Last week, we discussed some of the issues and barriers the roots of nursery-grown shrubs and trees face in establishing themselves. The most important concern is setting up improperly growing roots for success. Now let us look at a “new”, somewhat controversial, step to try when planting B&B (balled and burlapped), and most especially container-grown plants: root washing.
I was taught, in horticulture classes and by experienced landscapers, to dig the hole a bit wider and only as deep as the root flare. Then, we just set the tree in the hole and backfilled, stomping the soil down as we filled to stabilize the tree. I was taught to plant young trees whenever possible, as they establish more easily and can catch up to a larger tree in no time. Usually, we were planting a lot of material, so in the interest of time, removing any burlap and wire was skipped. I will say, I have planted many trees this way with success, but the idea that one should not disturb the roots is just not supported by the scientific literature. I have found working with the roots to be the most important step in planting, especially for the home gardener who is only planting a few things and has the time to work with the roots.
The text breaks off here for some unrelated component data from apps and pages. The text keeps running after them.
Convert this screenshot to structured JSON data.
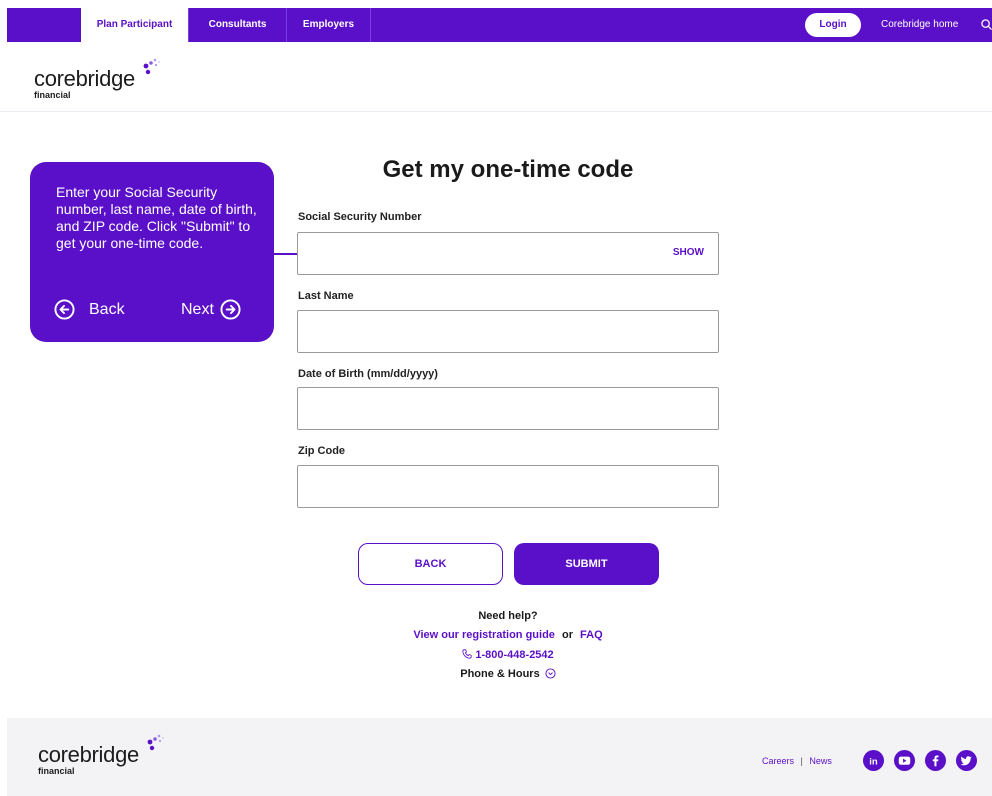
{
  "topnav": {
    "tabs": [
      "Plan Participant",
      "Consultants",
      "Employers"
    ],
    "login": "Login",
    "home": "Corebridge home",
    "search_icon": "search-icon"
  },
  "brand": {
    "word": "corebridge",
    "sub": "financial",
    "color": "#5a0fc8"
  },
  "callout": {
    "text": "Enter your Social Security number, last name, date of birth, and ZIP code. Click \"Submit\" to get your one-time code.",
    "back": "Back",
    "next": "Next"
  },
  "form": {
    "title": "Get my one-time code",
    "ssn_label": "Social Security Number",
    "ssn_value": "",
    "show": "SHOW",
    "last_name_label": "Last Name",
    "last_name_value": "",
    "dob_label": "Date of Birth (mm/dd/yyyy)",
    "dob_value": "",
    "zip_label": "Zip Code",
    "zip_value": "",
    "back_button": "BACK",
    "submit_button": "SUBMIT"
  },
  "help": {
    "heading": "Need help?",
    "guide_link": "View our registration guide",
    "or": "or",
    "faq_link": "FAQ",
    "phone": "1-800-448-2542",
    "hours": "Phone & Hours"
  },
  "footer": {
    "careers": "Careers",
    "separator": "|",
    "news": "News",
    "social": [
      "linkedin-icon",
      "youtube-icon",
      "facebook-icon",
      "twitter-icon"
    ]
  }
}
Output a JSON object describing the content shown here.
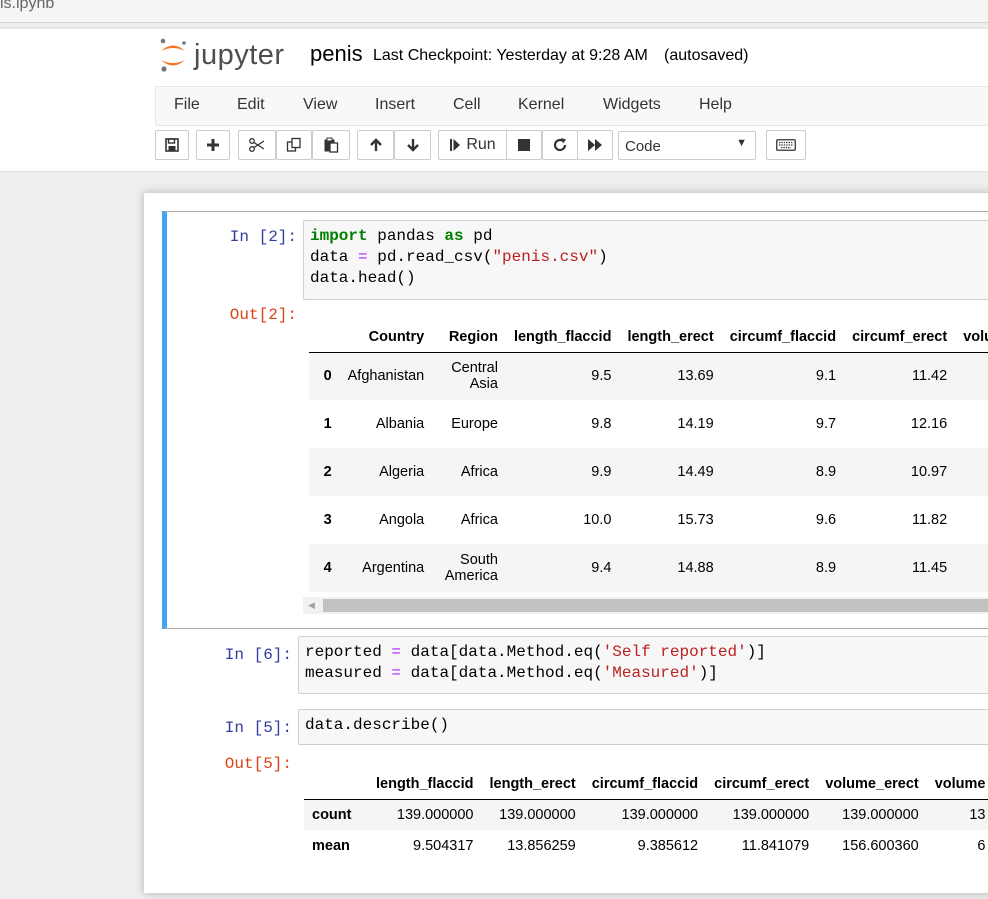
{
  "browser": {
    "tab_title": "is.ipynb"
  },
  "header": {
    "logo_text": "jupyter",
    "notebook_name": "penis",
    "checkpoint": "Last Checkpoint: Yesterday at 9:28 AM",
    "autosave": "(autosaved)"
  },
  "menu": [
    "File",
    "Edit",
    "View",
    "Insert",
    "Cell",
    "Kernel",
    "Widgets",
    "Help"
  ],
  "toolbar": {
    "run_label": "Run",
    "cell_type": "Code",
    "icons": [
      "save-icon",
      "plus-icon",
      "scissors-icon",
      "copy-icon",
      "paste-icon",
      "arrow-up-icon",
      "arrow-down-icon",
      "step-icon",
      "stop-icon",
      "restart-icon",
      "fast-forward-icon",
      "keyboard-icon"
    ]
  },
  "cells": {
    "c1": {
      "in_prompt": "In [2]:",
      "out_prompt": "Out[2]:",
      "code": [
        "import pandas as pd",
        "data = pd.read_csv(\"penis.csv\")",
        "data.head()"
      ],
      "table": {
        "columns": [
          "",
          "Country",
          "Region",
          "length_flaccid",
          "length_erect",
          "circumf_flaccid",
          "circumf_erect",
          "volu"
        ],
        "rows": [
          [
            "0",
            "Afghanistan",
            "Central Asia",
            "9.5",
            "13.69",
            "9.1",
            "11.42",
            ""
          ],
          [
            "1",
            "Albania",
            "Europe",
            "9.8",
            "14.19",
            "9.7",
            "12.16",
            ""
          ],
          [
            "2",
            "Algeria",
            "Africa",
            "9.9",
            "14.49",
            "8.9",
            "10.97",
            ""
          ],
          [
            "3",
            "Angola",
            "Africa",
            "10.0",
            "15.73",
            "9.6",
            "11.82",
            ""
          ],
          [
            "4",
            "Argentina",
            "South America",
            "9.4",
            "14.88",
            "8.9",
            "11.45",
            ""
          ]
        ]
      }
    },
    "c2": {
      "in_prompt": "In [6]:",
      "code": [
        "reported = data[data.Method.eq('Self reported')]",
        "measured = data[data.Method.eq('Measured')]"
      ]
    },
    "c3": {
      "in_prompt": "In [5]:",
      "out_prompt": "Out[5]:",
      "code": [
        "data.describe()"
      ],
      "table": {
        "columns": [
          "",
          "length_flaccid",
          "length_erect",
          "circumf_flaccid",
          "circumf_erect",
          "volume_erect",
          "volume"
        ],
        "rows": [
          [
            "count",
            "139.000000",
            "139.000000",
            "139.000000",
            "139.000000",
            "139.000000",
            "13"
          ],
          [
            "mean",
            "9.504317",
            "13.856259",
            "9.385612",
            "11.841079",
            "156.600360",
            "6"
          ]
        ]
      }
    }
  }
}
This extra step can pay off!
Step 1- Preparing for Planting
As previously discussed, there can be a number of issues if one does not open up the root ball a bit. Roots are growing in various directions, and in the case of container stock, growing in what appear to be never-ending circles. The root flare tends to be buried, and secondary roots can start to grow above the flare, becoming girdling roots (which choke off the supply of water and nutrients) over time. What you think (and use to establish planting depth) is the top of the root ball, is actually several inches too high, and then you will have just planted a tree too deep, which can lead to a slow death.
To prevent this situation from occurring, you should, at the very least, open the burlap and scrape back the soil to find the flare before deciding how deep to dig the hole. This is where root washing comes in. Completely remove the basket and burlap, and then wash off virtually all the soil, exposing the main root structure. Next, prune out any large crossing or girdling roots.
Step 2 – Digging Your Hole
Once the root ball is exposed, you can see exactly how wide and deep you must dig the hole. Dig your hole up to twice the diameter of the root ball and only as deep. The common wisdom is to plant about a half inch higher than grade to take settling into account. This is especially important in heavier soils where the tree can be planted in a “bathtub”, where the heavy soil compacts and the water sits and doesn’t drain properly. Plant higher and the roots have some breathing room.
Step 3 – Checking Your Depth
Once I think my hole is deep enough, I place one shovel flat on the ground with grade and another upright in the hole. This helps me see if I achieved the proper planting depth.
Step 4- Setting the Plant and Backfilling the Hole
I encourage people to amend the soil very little beyond adding compost. If your tree is being viewed primarily from one side, decide which side looks the best before backfilling begins. Next, start placing soil back around the root ball. I use the handle end of the shovel to pack the first bit of soil down tight around the now exposed roots to help create a stable base and create good root-to-soil contact. When the hole is about half filled, water the soil in well. The percolating water helps to remove air pockets as well as get water to saturate the entire root zone. Water slowly to allow the water to absorb and keep it from running off. Keep backfilling until the hole is filled in completely.
Step 5- Mulching and Aftercare
After backfilling is complete, spread a nice three to four inch layer of mulch around the tree; preferably equal to the diameter of the tree’s drip line. Then, water once more. I like to water after I mulch as the mulch slows down the water’s absorption, allowing it time to slowly trickle into the soil.
A new tree should receive 1-1.5 inches of water per week and be fertilized with a slower release organic fertilizer. People often ask about, and I see way too much of, tree staking; usually, there is little need for it.
The most important thing when planting any nursery stock, whether it is a small annual or a large shade tree, is to get roots growing outward into native soil as soon as possible. I instruct all our volunteers as they plant to rip, cut or hack the root ball open, flaring the roots outward. Sometimes this means chopping the dense root mass with a shovel or pruners to break up the roots enough to pull them out. It is also a good idea to roughen up the sides of the containerized roots to pull more roots out of their “shell.”
No matter the planting method, the most important thing is to set the roots up for success. Do this, and your plant will reward you for many years to come.